Takahashi Product Number: TSA0130
Important Note: Takahashi America requires that their telescope optical tube assemblies be shipped via 2nd Day Air or faster in order for the full warranty to be in force. Please make sure you choose the appropriate shipping method in your shopping cart or, if you speak to an OPT associate, request 2nd Day Air or faster. If you are purchasing a telescope and mount package or any accessories to accompany an OTA, please contact OPT for a shipping quote, since only the OTA is required to ship second day air but all other products can be shipped separately via any other available shipping method. Thank you!
|Aperture||130 mm (5")|
|Dew Shield Included||Yes|
|Exterior Color||Gloss White|
|Image Across Field||1.4 degre|
|Limiting Stellar Magnitude||13.1|
|OTA Outer Diameter||179mm|
|OTA Weight||22 lbs.|
|Telescope Series||Takahashi TOA|
|Warranty||5 Year Warranty|
There are larger refractors and there are less expensive ones, but nothing on the planet will give you a life time of pleasure like this one will. Its overall size, optical quality, an stunning visual and photographic performance, makes it the most balanced, practical, usable optical instrument on the planet, Period! Ralph Aguirre.
Absolutely brilliant! Planetary views beyond any description, deep sky observing very good too, due to excellent contrast. The TOA series are the only triplet refractors out in the market which have two FPL-53 elements which means better color correction than any apochromatic refractor made today. Watch out the weight...this thing is a beast!
The TOA130 (1000m @ f/7.7 is Takahashi's newest line of triplet refractor, surpassing any refracting telescope currently being manufactured. It's hard to come to grips with just how good the TOA performs it has got to be the finest scope in this size class in the world.
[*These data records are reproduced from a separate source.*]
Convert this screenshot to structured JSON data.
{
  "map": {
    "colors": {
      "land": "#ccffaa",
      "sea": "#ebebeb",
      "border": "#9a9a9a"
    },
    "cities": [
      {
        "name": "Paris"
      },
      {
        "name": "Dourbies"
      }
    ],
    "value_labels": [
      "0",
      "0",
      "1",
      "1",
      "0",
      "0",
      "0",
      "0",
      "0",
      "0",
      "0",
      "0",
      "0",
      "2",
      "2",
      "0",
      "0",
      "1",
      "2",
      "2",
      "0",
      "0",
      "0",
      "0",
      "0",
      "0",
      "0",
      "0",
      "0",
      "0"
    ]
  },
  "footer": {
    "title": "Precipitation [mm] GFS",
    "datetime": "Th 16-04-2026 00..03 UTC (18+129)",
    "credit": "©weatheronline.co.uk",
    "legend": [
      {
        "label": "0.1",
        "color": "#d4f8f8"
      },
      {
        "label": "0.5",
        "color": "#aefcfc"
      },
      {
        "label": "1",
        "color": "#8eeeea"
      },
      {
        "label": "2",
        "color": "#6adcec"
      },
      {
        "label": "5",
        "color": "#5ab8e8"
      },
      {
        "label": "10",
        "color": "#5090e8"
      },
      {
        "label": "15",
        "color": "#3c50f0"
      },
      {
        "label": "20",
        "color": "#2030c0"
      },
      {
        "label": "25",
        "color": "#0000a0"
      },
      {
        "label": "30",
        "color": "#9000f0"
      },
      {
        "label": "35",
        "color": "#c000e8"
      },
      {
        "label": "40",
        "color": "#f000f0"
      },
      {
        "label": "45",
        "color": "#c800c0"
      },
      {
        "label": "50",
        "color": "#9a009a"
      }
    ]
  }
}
I'm not blowing smoke, the TOA130 changes the way you understand using a refractor and the way YOU would hope one would view like, only this one is REAL! The image quality is mind blowing, life like and real and the more you use this scope the more you want to and we haven't left our Solar system yet. What the TOA gives you when looking into deep space is another image quality that makes you truly take notice. As I do more of my viewing looking at Nebula, Star clusters and many of the amazing galaxies, the TOA will astound you with the way each object looks, not like a magnified image more like your cruising through space! The other portion about this scope is it's weight, IT is a BEAST at 22 lbs. and the focuser is typical Tak snap-to quality, the sliding dew shield is very good but it is the image quality that grabs you, that's a TOA130! James Edwards Elk Grove CA
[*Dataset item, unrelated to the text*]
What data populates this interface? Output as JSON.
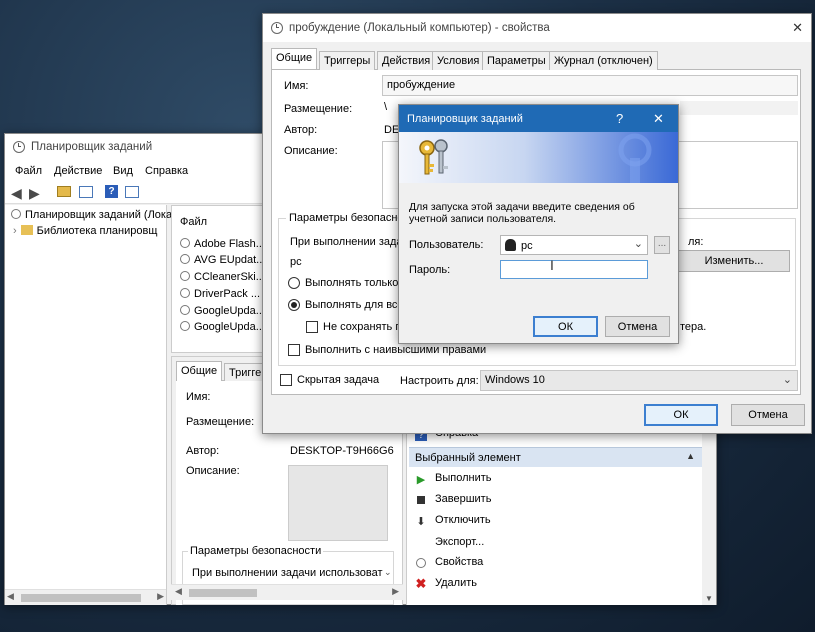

I have looked through several scopes as both a casual observer and as a photographer and I have even built my own. There have been some good and some bad but none quite like this one. The Tak 130 is almost perfect. When visibly looking through the scope the shear contrast and detail of the object is so striking its like you can reach out and touch it. I have found that the Tak 130 is excellent for planetary imaging. Unless I had tried it myself I never would have thought that a 130mm aperture would be good enough to catch planets. Is too small right? I was absolutely Wrong! On Jupiter I am able to resolve several swirly bands visually and photographically and cloud detail never before possible by any of my past scopes. For me the amount of detail that I can catch with this scope on a night or day of good seeing has gone from good (with my old scopes to freakish with the Tak. I do not consider myself a night time imager. I really like the sun but with my new Tak I have been staying up late to get images of all my old favorites just to see what the Tak can do. The old Wow factor that got me into photography is back.
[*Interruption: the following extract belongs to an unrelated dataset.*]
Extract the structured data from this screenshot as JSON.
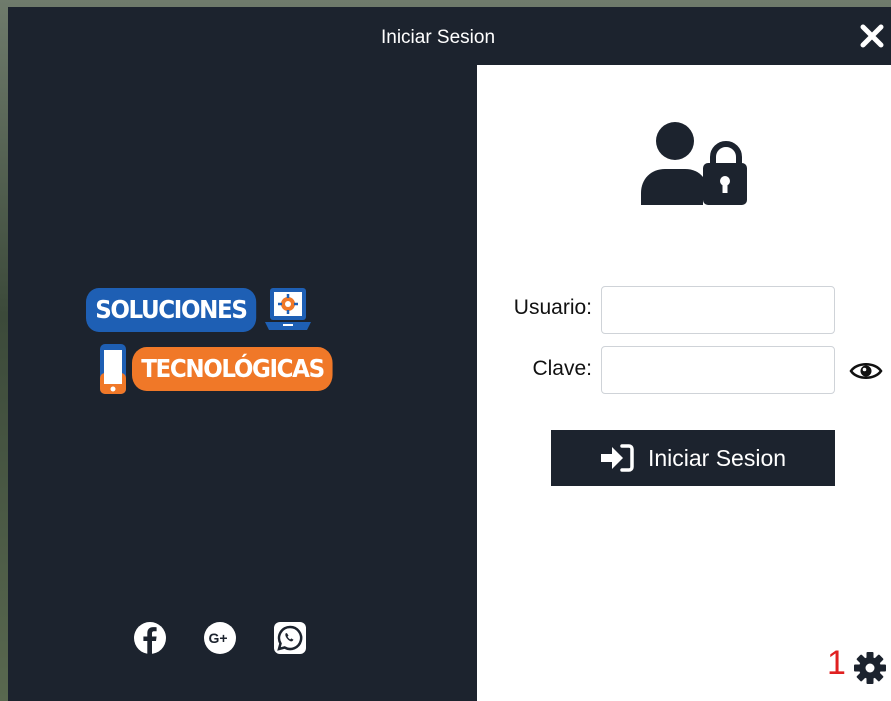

There is nothing I could say bad about the Takahashi 130, it is a great telescope, the optics are almost perfect. In the middle of the city I was looking most M objects. Be advice that took 9 months to get mine but worth every minute and every dollar I paid.